Simon argued, however, that if we define competition as a quest for excellence, then being second doesn’t necessarily mean we lose.  The winner, our opponent, instead has given us the opportunity to play to our best, and so makes being second a valuable experience.  Nowadays in the sport system it appears that winning is the only criterion of success.  Coaches are hired and fired based on scores, and players are on top of the world as long as they are successful winning.  We need to come to terms and rethink our beliefs about victory being the only indicator of achievement.  Meeting the challenge, enjoying the aesthetic of play and embracing the opportunity to lose with grace and learn for life have to become attitudes to make competition a mutually beneficial experience; together striving for human excellence through competing with each other is a more fulfilling quest than the loneliness of a winner in a society where being second means losing it all.

Final remarks

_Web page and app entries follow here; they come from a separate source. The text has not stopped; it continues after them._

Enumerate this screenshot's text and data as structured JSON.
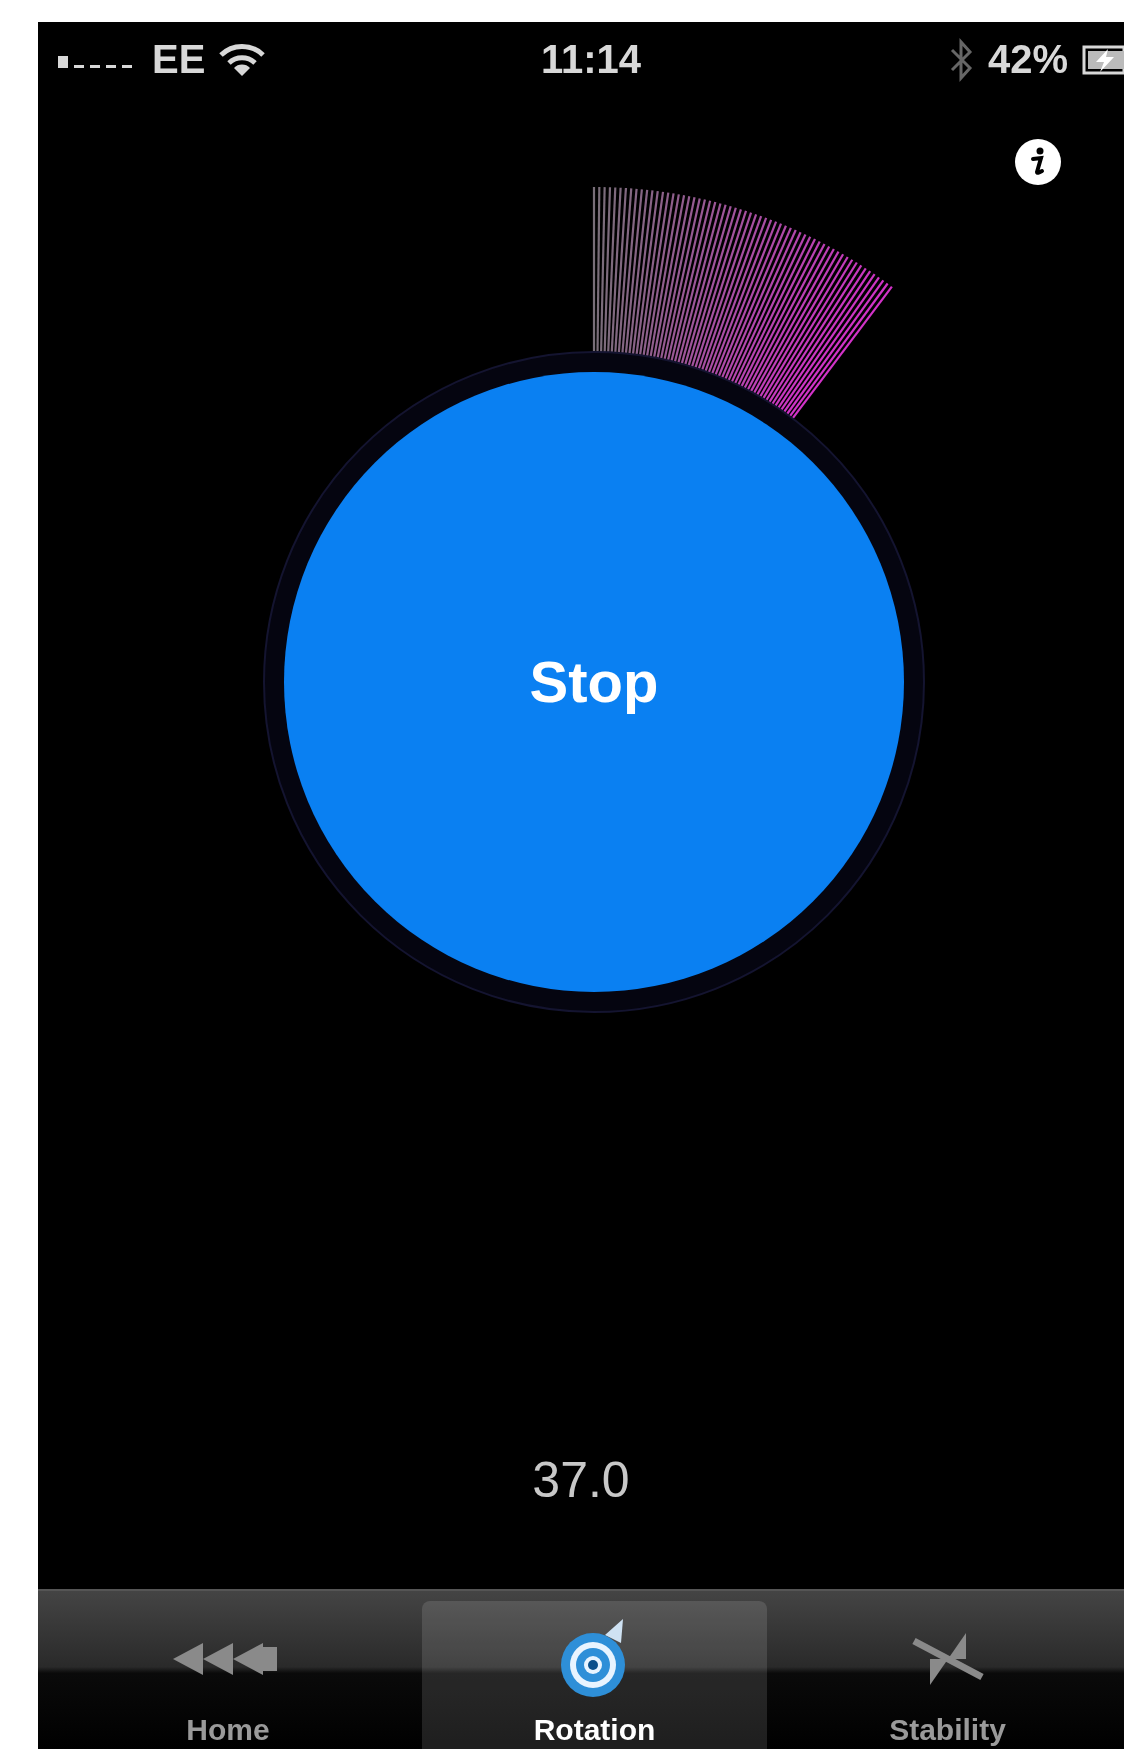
{
  "status_bar": {
    "carrier": "EE",
    "time": "11:14",
    "battery": "42%"
  },
  "rotation": {
    "button": "Stop",
    "reading": "37.0"
  },
  "tabs": [
    {
      "label": "Home",
      "kind": "home",
      "selected": false
    },
    {
      "label": "Rotation",
      "kind": "rotation",
      "selected": true
    },
    {
      "label": "Stability",
      "kind": "stability",
      "selected": false
    }
  ]
}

First, the idea to use sport to promote a good cause is anything but new; it has been around since the Olympic idea was born.  Pierre de Coubertin (1863-1937), founder of the IOC, envisioned international mediation through mutual understanding and tolerance.  Even though we may claim this was a very idealistic vision for something like sport, in fact it has been utilized to build a foundation for international peace missions.  The benefits of sport, however, need to be conveyed and based upon a mutually acceptable ethical framework. 

Second, sport as a means for social interaction is commonly accepted, even though the approach to it needs to be culturally adjusted (e.g., belief in cooperation or competition).  It is commonly assumed that social capital can develop within communities by building trust through common activities that require cooperation (e.g., team sport), trust being a key component for social relationships.  This capital may even stretch beyond its participants, because it is reasonable to assume that spectators as well will create bonds.  Sport must, however, be structured so that acting morally is justifiable and socially beneficial.  As discussed previously, the author argues that Simon’s ‘mutual quest for excellence’ is an answer to critical inquiries about unethical behavior in sport.  

In conclusion, mutually agreeing on some unwritten goals (i.e. social contract) might sound idealistic, though promoting an understanding that each and every person has responsibility to allow human excellence to happen, respecting diversity of skills, experiences, and behaviors, are universal and impartial moral values.  Establishing those requires primarily the acknowledgment that other approaches are not any less appropriate than one’s own, and unless one is exposed to a variety of different situations and is able to reflect on one’s own behavior this will remain difficult to achieve.  Sport governed by the ethical principle discussed can provide the experience, but reflecting on self, the situation, and adapting the morality discussed throughout this paper is the missing link yet to be found.

With time we may be able to accept challenges towards our own belief systems and attitudes, even if they are rooted in our deepest social and cultural norms.  If we can transcend and` look beyond what is obvious, we may understand other approaches to life and that those are not any less effective than ours.  In order to facilitate this process, this paper argues that sport needs to be accompanied by a form of liberal education, which the Association of American Colleges & Universities (2012) describes as,

a philosophy of education that empowers individuals with broad knowledge and transferable skills, and a stronger sense of values, ethics, and civic engagement … characterised by challenging encounters with important issues, and more a way of studying than a specific course or field of study. 

Pairing those two creates a tool for moral development that allows participants to become moral agents who celebrate diversity.

Figure 4: Sport as a way to experience diversity